I will say, in closing, that he was a good deed in part because of the way that he lifted others up to find their own place and path in that world. In the 1980s, during the fall of my senior year at Harvard, I had reached out to Everett because I was struggling to figure out if it would be selfish to go to graduate school and become an academic, given the many profound problems facing the world. I knew Everett had managed to pursue a life in academia while also remaining committed to various social causes, and I wanted to know how he had done it. I was a shy kid, and it took a lot for me to do this. I will always remember what happened next. He stopped, looked at me, and said, “This question is too important to just answer here. Let me take you out to lunch.” And so we went out for a hamburger, and by the end of our long conversation, I had come to believe it would in fact be possible to pursue an academic path without betraying my other values and commitments. At Everett's memorial, numerous people stood up, one after another, and told stories similar to my own. We were all amazed to learn of them from one another. It is perhaps no wonder that Harvard now annually offers a prestigious award named in his honor, The Everett Mendelsohn Excellence in Mentoring Award. He will be deeply missed.

Anne Harrington
Harvard University
This email address is being protected from spambots. You need JavaScript enabled to view it.

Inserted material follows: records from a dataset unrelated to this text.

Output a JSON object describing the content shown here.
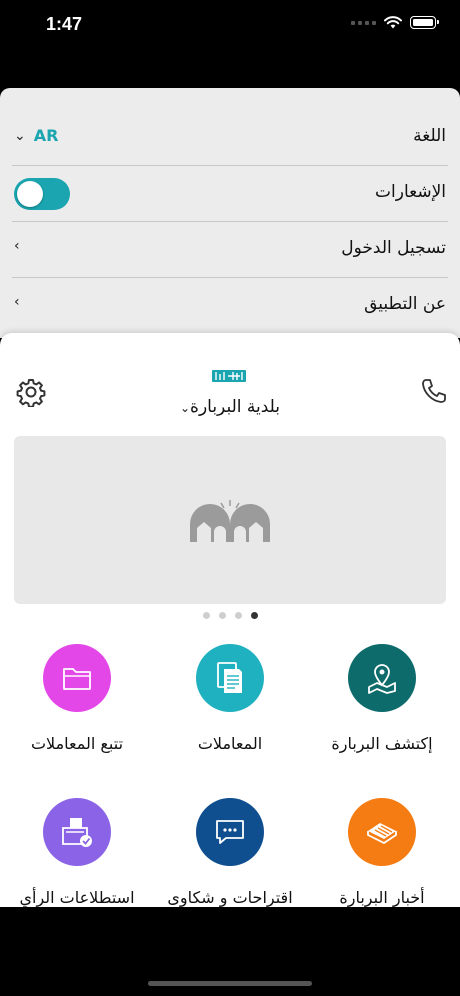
{
  "status_bar": {
    "time": "1:47"
  },
  "settings": {
    "language_label": "اللغة",
    "language_value": "AR",
    "notifications_label": "الإشعارات",
    "notifications_on": true,
    "login_label": "تسجيل الدخول",
    "about_label": "عن التطبيق"
  },
  "header": {
    "municipality": "بلدية البربارة",
    "logo_text": "البربارة"
  },
  "carousel": {
    "pages": 4,
    "active_index": 3
  },
  "tiles": [
    {
      "label": "إكتشف البربارة",
      "icon": "map-pin-icon",
      "color": "#0e6b6b"
    },
    {
      "label": "المعاملات",
      "icon": "document-icon",
      "color": "#1fb1bf"
    },
    {
      "label": "تتبع المعاملات",
      "icon": "folder-icon",
      "color": "#e447e8"
    },
    {
      "label": "أخبار البربارة",
      "icon": "news-icon",
      "color": "#f57c13"
    },
    {
      "label": "اقتراحات و شكاوى",
      "icon": "chat-icon",
      "color": "#0f4f8f"
    },
    {
      "label": "استطلاعات الرأي",
      "icon": "ballot-box-icon",
      "color": "#8a63e6"
    }
  ],
  "colors": {
    "accent": "#1aa5b0",
    "settings_bg": "#ececec"
  }
}
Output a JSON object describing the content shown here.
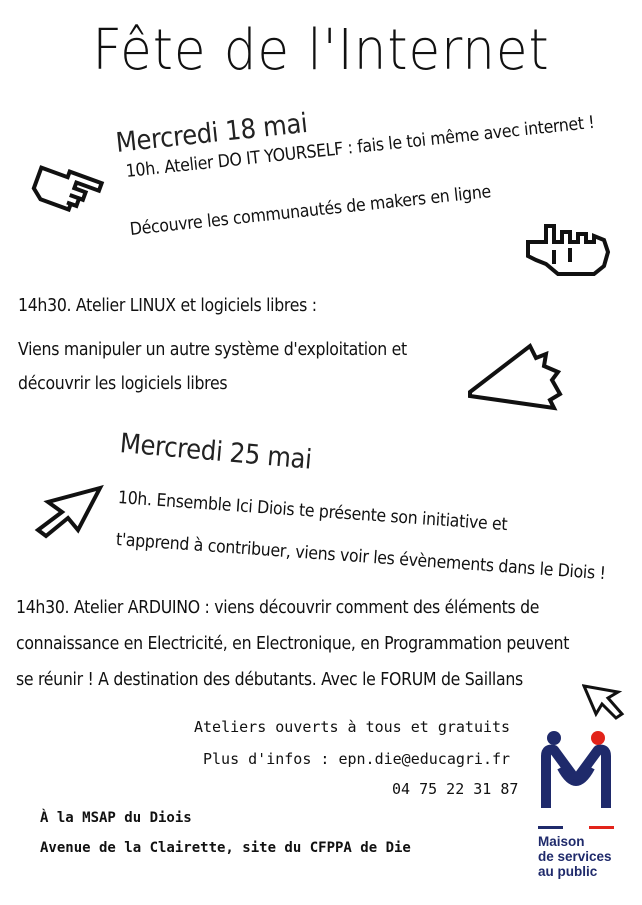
{
  "title": "Fête de l'Internet",
  "event1": {
    "date": "Mercredi 18 mai",
    "line1": "10h. Atelier DO IT YOURSELF : fais le toi même avec internet !",
    "line2": "Découvre les communautés de makers en ligne"
  },
  "event1b": {
    "line1": "14h30. Atelier LINUX et logiciels libres :",
    "line2": "Viens manipuler un autre système d'exploitation et",
    "line3": "découvrir les logiciels libres"
  },
  "event2": {
    "date": "Mercredi 25 mai",
    "line1": "10h. Ensemble Ici Diois te présente son initiative et",
    "line2": "t'apprend à contribuer, viens voir les évènements dans le Diois !"
  },
  "event2b": {
    "line1": "14h30. Atelier ARDUINO : viens découvrir comment des éléments de",
    "line2": "connaissance en Electricité, en Electronique, en Programmation peuvent",
    "line3": "se réunir !  A destination des débutants. Avec le FORUM de Saillans"
  },
  "info": {
    "open": "Ateliers ouverts à tous et gratuits",
    "more": "Plus d'infos : epn.die@educagri.fr",
    "phone": "04 75 22 31 87"
  },
  "venue": {
    "line1": "À la MSAP du Diois",
    "line2": "Avenue de la Clairette, site du CFPPA de Die"
  },
  "logo": {
    "line1": "Maison",
    "line2": "de services",
    "line3": "au public"
  },
  "colors": {
    "logo_blue": "#1f2a6b",
    "logo_red": "#e2231a"
  },
  "icons": [
    "pointing-hand-icon",
    "pointing-hand-icon",
    "cursor-arrow-icon",
    "cursor-arrow-icon",
    "cursor-arrow-icon",
    "msap-logo-icon"
  ]
}
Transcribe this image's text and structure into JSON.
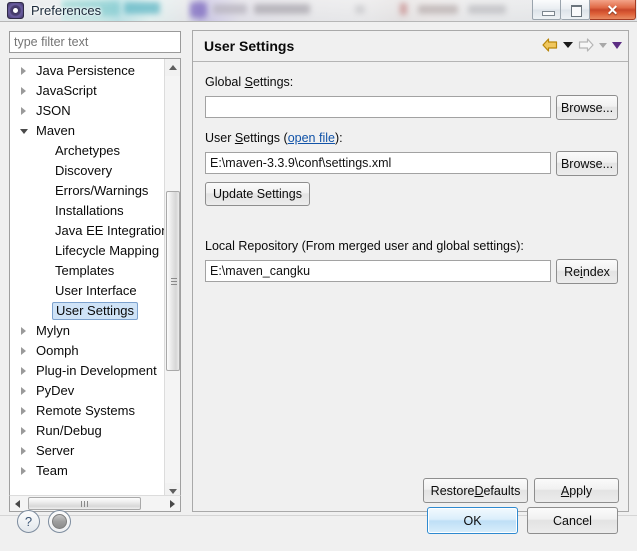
{
  "window": {
    "title": "Preferences",
    "app_icon": "gear-icon",
    "controls": {
      "minimize": "minimize-icon",
      "maximize": "maximize-icon",
      "close": "✕"
    }
  },
  "sidebar": {
    "filter": {
      "value": "",
      "placeholder": "type filter text"
    },
    "tree": [
      {
        "label": "Java Persistence",
        "level": 0,
        "state": "collapsed",
        "selected": false
      },
      {
        "label": "JavaScript",
        "level": 0,
        "state": "collapsed",
        "selected": false
      },
      {
        "label": "JSON",
        "level": 0,
        "state": "collapsed",
        "selected": false
      },
      {
        "label": "Maven",
        "level": 0,
        "state": "expanded",
        "selected": false
      },
      {
        "label": "Archetypes",
        "level": 1,
        "state": "leaf",
        "selected": false
      },
      {
        "label": "Discovery",
        "level": 1,
        "state": "leaf",
        "selected": false
      },
      {
        "label": "Errors/Warnings",
        "level": 1,
        "state": "leaf",
        "selected": false
      },
      {
        "label": "Installations",
        "level": 1,
        "state": "leaf",
        "selected": false
      },
      {
        "label": "Java EE Integration",
        "level": 1,
        "state": "leaf",
        "selected": false
      },
      {
        "label": "Lifecycle Mapping",
        "level": 1,
        "state": "leaf",
        "selected": false
      },
      {
        "label": "Templates",
        "level": 1,
        "state": "leaf",
        "selected": false
      },
      {
        "label": "User Interface",
        "level": 1,
        "state": "leaf",
        "selected": false
      },
      {
        "label": "User Settings",
        "level": 1,
        "state": "leaf",
        "selected": true
      },
      {
        "label": "Mylyn",
        "level": 0,
        "state": "collapsed",
        "selected": false
      },
      {
        "label": "Oomph",
        "level": 0,
        "state": "collapsed",
        "selected": false
      },
      {
        "label": "Plug-in Development",
        "level": 0,
        "state": "collapsed",
        "selected": false
      },
      {
        "label": "PyDev",
        "level": 0,
        "state": "collapsed",
        "selected": false
      },
      {
        "label": "Remote Systems",
        "level": 0,
        "state": "collapsed",
        "selected": false
      },
      {
        "label": "Run/Debug",
        "level": 0,
        "state": "collapsed",
        "selected": false
      },
      {
        "label": "Server",
        "level": 0,
        "state": "collapsed",
        "selected": false
      },
      {
        "label": "Team",
        "level": 0,
        "state": "collapsed",
        "selected": false
      }
    ]
  },
  "page": {
    "title": "User Settings",
    "nav": {
      "back": "back-arrow-icon",
      "back_menu": "chevron-down-icon",
      "forward": "forward-arrow-icon",
      "forward_menu": "chevron-down-icon",
      "view_menu": "chevron-down-icon"
    },
    "global_settings": {
      "label_pre": "Global ",
      "label_accel": "S",
      "label_post": "ettings:",
      "value": "",
      "browse_label": "Browse..."
    },
    "user_settings": {
      "label_pre": "User ",
      "label_accel": "S",
      "label_mid": "ettings (",
      "link": "open file",
      "label_post": "):",
      "value": "E:\\maven-3.3.9\\conf\\settings.xml",
      "browse_label": "Browse...",
      "update_label": "Update Settings"
    },
    "local_repository": {
      "label": "Local Repository (From merged user and global settings):",
      "value": "E:\\maven_cangku",
      "reindex_pre": "Re",
      "reindex_accel": "i",
      "reindex_post": "ndex"
    },
    "restore_defaults": {
      "pre": "Restore ",
      "accel": "D",
      "post": "efaults"
    },
    "apply": {
      "accel": "A",
      "post": "pply"
    }
  },
  "footer": {
    "help_icon": "?",
    "extra_icon": "circle-button-icon",
    "ok_label": "OK",
    "cancel_label": "Cancel"
  },
  "colors": {
    "selection_bg": "#cfe3f7",
    "selection_border": "#7da2ce",
    "link": "#1153a8",
    "back_arrow": "#d9a31c",
    "forward_arrow": "#b5b5b5",
    "view_menu_arrow": "#5c2d83",
    "close_button": "#c9472a",
    "default_button_border": "#2e8ad0"
  }
}
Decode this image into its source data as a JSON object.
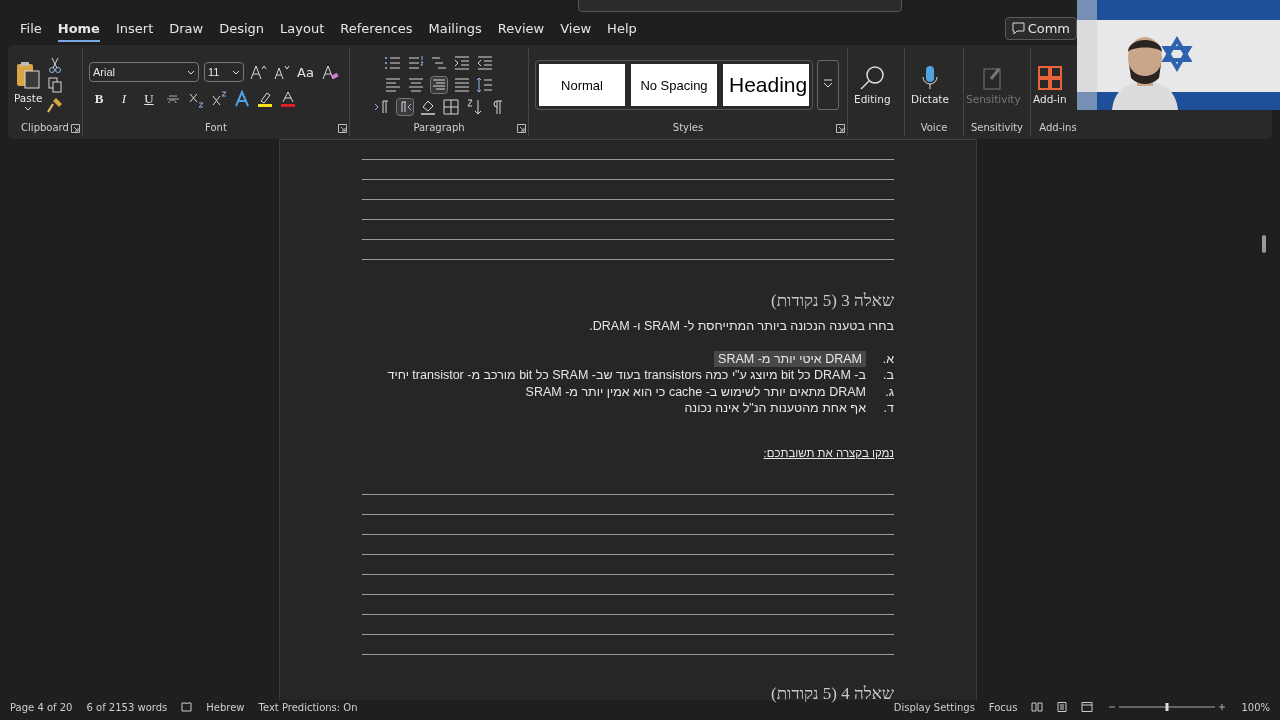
{
  "menu_tabs": [
    {
      "label": "File",
      "selected": false
    },
    {
      "label": "Home",
      "selected": true
    },
    {
      "label": "Insert",
      "selected": false
    },
    {
      "label": "Draw",
      "selected": false
    },
    {
      "label": "Design",
      "selected": false
    },
    {
      "label": "Layout",
      "selected": false
    },
    {
      "label": "References",
      "selected": false
    },
    {
      "label": "Mailings",
      "selected": false
    },
    {
      "label": "Review",
      "selected": false
    },
    {
      "label": "View",
      "selected": false
    },
    {
      "label": "Help",
      "selected": false
    }
  ],
  "comments_button": "Comm",
  "ribbon": {
    "clipboard": {
      "paste": "Paste",
      "label": "Clipboard"
    },
    "font": {
      "family": "Arial",
      "size": "11",
      "case_button": "Aa",
      "format_buttons": [
        "B",
        "I",
        "U"
      ],
      "label": "Font"
    },
    "paragraph": {
      "label": "Paragraph"
    },
    "styles": {
      "items": [
        {
          "name": "Normal",
          "kind": "normal"
        },
        {
          "name": "No Spacing",
          "kind": "normal"
        },
        {
          "name": "Heading",
          "kind": "heading"
        }
      ],
      "label": "Styles"
    },
    "editing": "Editing",
    "voice": {
      "button": "Dictate",
      "label": "Voice"
    },
    "sensitivity": {
      "button": "Sensitivity",
      "label": "Sensitivity",
      "disabled": true
    },
    "addins": {
      "button": "Add-in",
      "label": "Add-ins"
    }
  },
  "document": {
    "question_3": {
      "heading": "שאלה 3 (5 נקודות)",
      "prompt": "בחרו בטענה הנכונה ביותר המתייחסת ל- SRAM ו- DRAM.",
      "options": [
        {
          "letter": "א.",
          "text": "DRAM איטי יותר מ- SRAM",
          "highlighted": true
        },
        {
          "letter": "ב.",
          "text": "ב- DRAM כל bit מיוצג ע\"י כמה transistors בעוד שב- SRAM כל bit מורכב מ- transistor יחיד",
          "highlighted": false
        },
        {
          "letter": "ג.",
          "text": "DRAM מתאים יותר לשימוש ב- cache כי הוא אמין יותר מ- SRAM",
          "highlighted": false
        },
        {
          "letter": "ד.",
          "text": "אף אחת מהטענות הנ\"ל אינה נכונה",
          "highlighted": false
        }
      ],
      "explain": "נמקו בקצרה את תשובתכם:"
    },
    "question_4": {
      "heading": "שאלה 4 (5 נקודות)"
    }
  },
  "status_bar": {
    "page": "Page 4 of 20",
    "words": "6 of 2153 words",
    "language": "Hebrew",
    "predictions": "Text Predictions: On",
    "display": "Display Settings",
    "focus": "Focus",
    "zoom": "100%",
    "zoom_slider": {
      "level": 0.5
    }
  }
}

This newsletter was edited by David Suárez Pascal employing GNU Emacs and Scribus (both open source and freely available). I thank Rachel Ankeny for proofreading it, and all the ISH members who kindly contributed to this issue with their texts.

Submissions for the newsletter should be addressed to: This email address is being protected from spambots. You need JavaScript enabled to view it.